The purchase of the Aqua Green hatchery facility will provide USM with the resources to work towards producing 10 billion oyster larvae annually.
University receives USD 7,7M to boost oyster population in Mississippi
Tuesday, January 03, 2017, 22:40 (GMT + 9)
A project being developed by the University of Southern Mississippi (USM) together with a private hatchery to supply oyster larvae has received USD 7.7 M from the Oyster Restoration and Resiliency Council, adding to USD 3 M provided by the Mississippi Legislature.
The University plans to buy the hatchery and aquaculture facility to lead oyster restoration efforts to boost the state of Mississippi’s oyster population and grow the state’s Blue Economy.
Nearly two years ago, Gov. Phil Bryant formed the Council to study how the state could revitalize its once-prolific oyster harvest.
The Council identified Aqua Green as the recommended hatchery based on its inland location out of harms’ way of hurricanes and tropical systems and its existing infrastructure.
It should be recalled that about eight years ago, Aqua Green had been instructed to find a way to mass-produce marine fish of commercial importance, such as cobia or pompano. But this type of large-scale aquaculture is not yet feasible in the region.
The hatchery owners contacted the USM to take advantage of the facilities and to see what the two could do in partnership.
The Oyster Council, which included about six members from the USM, in determining its findings looked into the issues and examined other areas that had some success with growing their oyster populations, including Chesapeake Bay in Maryland and areas of Washington State.
Aqua Green's facility involved incorporates nine structures, with a combined footprint of approximately 99,000 square feet on more than 47 acres of land. It serves as a land-based aquaculture research, hatchery and nursery centre. Capable of year-round operation, Aqua Green has the ability to maintain appropriate salinity levels, recirculate artificial seawater and recapture salt for reuse.
Gordon Cannon, USM vice president for research, said, "Before Katrina we were doing a half-million sacks per year, and I think last year we did something like 40,000 sacks in one year," Cannon said.
"And from what I understand, talking to the old folks along the Coast, oysters have always been the base for our seafood industry," he added.
The half-million larvae the university already has produced have gone through various trial runs using artificial seawater and recirculating aquaculture systems, which is the first time both components have been used for oyster larvae aquaculture on a potential production scale.
Over time, the university hopes to see a sustainable and reliable supply of oyster larvae to support replenishment of public and private harvest reefs as well as natural reefs in non-harvestable areas — and the oyster larvae that will eventually end up back in coastal waters are derived from native animals.

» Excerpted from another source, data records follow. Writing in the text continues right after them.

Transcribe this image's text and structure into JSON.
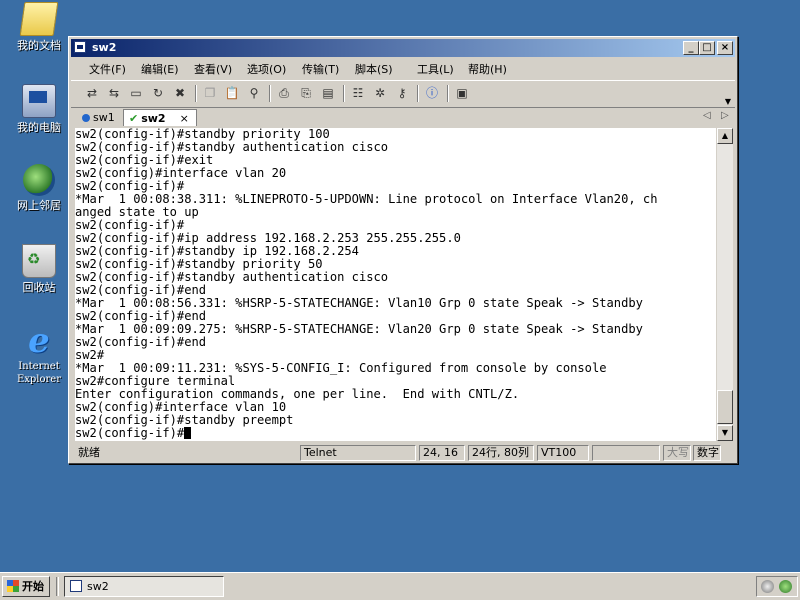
{
  "desktop": {
    "icons": [
      {
        "label": "我的文档"
      },
      {
        "label": "我的电脑"
      },
      {
        "label": "网上邻居"
      },
      {
        "label": "回收站"
      },
      {
        "label": "Internet Explorer"
      }
    ]
  },
  "window": {
    "title": "sw2",
    "controls": {
      "minimize": "_",
      "maximize": "□",
      "close": "×"
    }
  },
  "menu": [
    "文件(F)",
    "编辑(E)",
    "查看(V)",
    "选项(O)",
    "传输(T)",
    "脚本(S)",
    "工具(L)",
    "帮助(H)"
  ],
  "tabs": [
    {
      "label": "sw1",
      "active": false
    },
    {
      "label": "sw2",
      "active": true,
      "close": "×"
    }
  ],
  "tab_nav": {
    "prev": "◁",
    "next": "▷"
  },
  "terminal": {
    "lines": [
      "sw2(config-if)#standby priority 100",
      "sw2(config-if)#standby authentication cisco",
      "sw2(config-if)#exit",
      "sw2(config)#interface vlan 20",
      "sw2(config-if)#",
      "*Mar  1 00:08:38.311: %LINEPROTO-5-UPDOWN: Line protocol on Interface Vlan20, ch",
      "anged state to up",
      "sw2(config-if)#",
      "sw2(config-if)#ip address 192.168.2.253 255.255.255.0",
      "sw2(config-if)#standby ip 192.168.2.254",
      "sw2(config-if)#standby priority 50",
      "sw2(config-if)#standby authentication cisco",
      "sw2(config-if)#end",
      "*Mar  1 00:08:56.331: %HSRP-5-STATECHANGE: Vlan10 Grp 0 state Speak -> Standby",
      "sw2(config-if)#end",
      "*Mar  1 00:09:09.275: %HSRP-5-STATECHANGE: Vlan20 Grp 0 state Speak -> Standby",
      "sw2(config-if)#end",
      "sw2#",
      "*Mar  1 00:09:11.231: %SYS-5-CONFIG_I: Configured from console by console",
      "sw2#configure terminal",
      "Enter configuration commands, one per line.  End with CNTL/Z.",
      "sw2(config)#interface vlan 10",
      "sw2(config-if)#standby preempt",
      "sw2(config-if)#"
    ]
  },
  "statusbar": {
    "ready": "就绪",
    "protocol": "Telnet",
    "cursor_pos": "24, 16",
    "size": "24行, 80列",
    "emulation": "VT100",
    "blank": "",
    "caps": "大写",
    "numlock": "数字"
  },
  "taskbar": {
    "start_label": "开始",
    "task_label": "sw2"
  },
  "colors": {
    "desktop": "#3a6ea5",
    "title_start": "#0a246a",
    "title_end": "#a6caf0",
    "chrome": "#d4d0c8"
  }
}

"All of our brood stock comes from Mississippi waters," Cannon emphasised. "Right now we're focusing on what we know will grow in our waters."
Other expansions of the USM aquaculture programs include blue crabs, fin fish and shrimp.